Copy each record below faithfully, leaving out images.

Dataset rows for apps and sites:
•••
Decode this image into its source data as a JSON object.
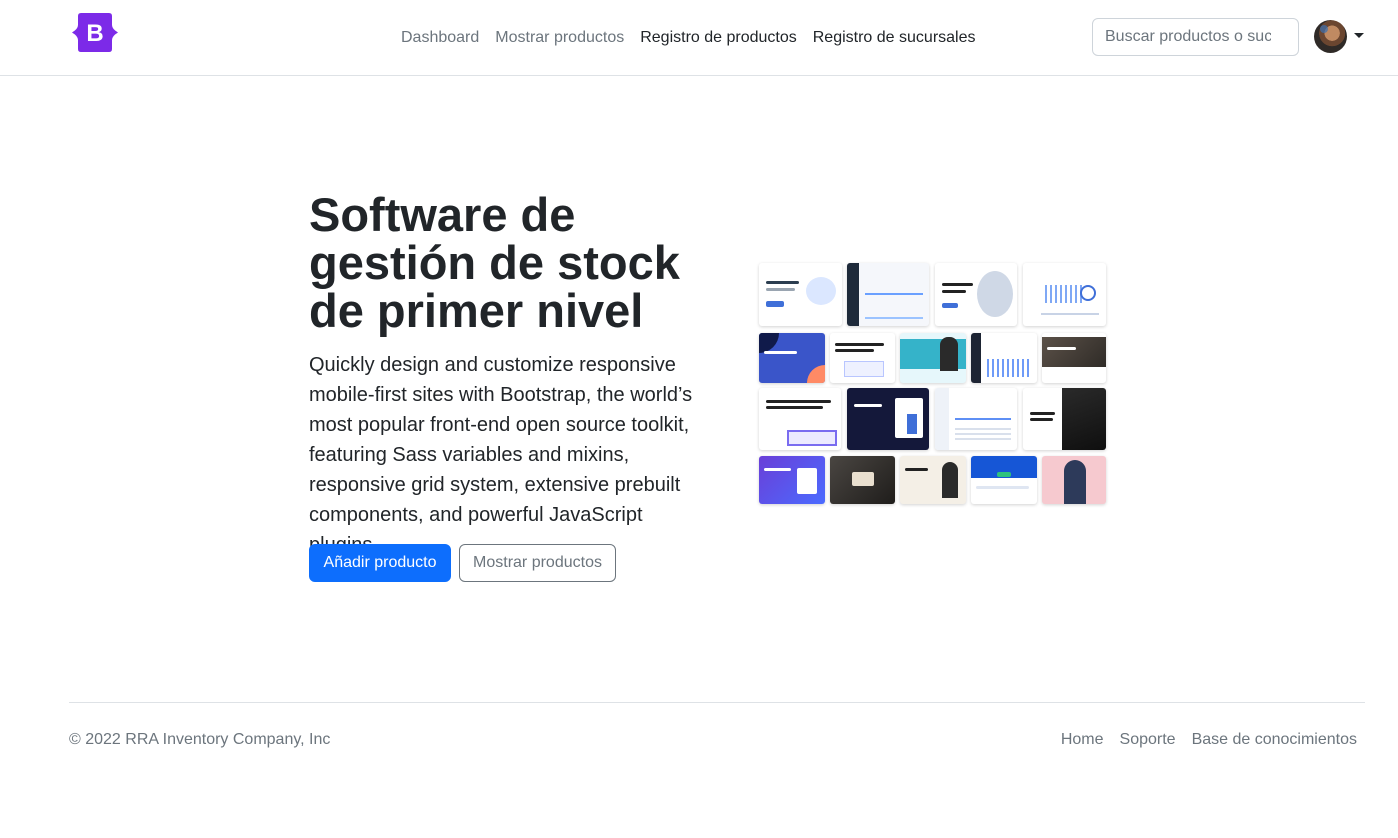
{
  "brand": {
    "logo_letter": "B",
    "logo_color": "#7c2ae8"
  },
  "nav": {
    "items": [
      {
        "label": "Dashboard"
      },
      {
        "label": "Mostrar productos"
      },
      {
        "label": "Registro de productos"
      },
      {
        "label": "Registro de sucursales"
      }
    ]
  },
  "search": {
    "placeholder": "Buscar productos o sucursales..."
  },
  "user_menu": {
    "avatar_icon": "user-avatar",
    "dropdown_icon": "caret-down-icon"
  },
  "hero": {
    "title": "Software de gestión de stock de primer nivel",
    "lead": "Quickly design and customize responsive mobile-first sites with Bootstrap, the world’s most popular front-end open source toolkit, featuring Sass variables and mixins, responsive grid system, extensive prebuilt components, and powerful JavaScript plugins.",
    "primary_button": "Añadir producto",
    "secondary_button": "Mostrar productos",
    "image_label": "bootstrap-themes-collage",
    "accent_color": "#0d6efd"
  },
  "footer": {
    "copyright": "© 2022 RRA Inventory Company, Inc",
    "links": [
      {
        "label": "Home"
      },
      {
        "label": "Soporte"
      },
      {
        "label": "Base de conocimientos"
      }
    ]
  }
}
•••
■ EXERCISE RESULT:
Decode this image into its source data as a JSON object.
{
  "brand": {
    "logo_letter": "B",
    "logo_color": "#7c2ae8"
  },
  "nav": {
    "items": [
      {
        "label": "Dashboard"
      },
      {
        "label": "Mostrar productos"
      },
      {
        "label": "Registro de productos"
      },
      {
        "label": "Registro de sucursales"
      }
    ]
  },
  "search": {
    "placeholder": "Buscar productos o sucursales..."
  },
  "user_menu": {
    "avatar_icon": "user-avatar",
    "dropdown_icon": "caret-down-icon"
  },
  "hero": {
    "title": "Software de gestión de stock de primer nivel",
    "lead": "Quickly design and customize responsive mobile-first sites with Bootstrap, the world’s most popular front-end open source toolkit, featuring Sass variables and mixins, responsive grid system, extensive prebuilt components, and powerful JavaScript plugins.",
    "primary_button": "Añadir producto",
    "secondary_button": "Mostrar productos",
    "image_label": "bootstrap-themes-collage",
    "accent_color": "#0d6efd"
  },
  "footer": {
    "copyright": "© 2022 RRA Inventory Company, Inc",
    "links": [
      {
        "label": "Home"
      },
      {
        "label": "Soporte"
      },
      {
        "label": "Base de conocimientos"
      }
    ]
  }
}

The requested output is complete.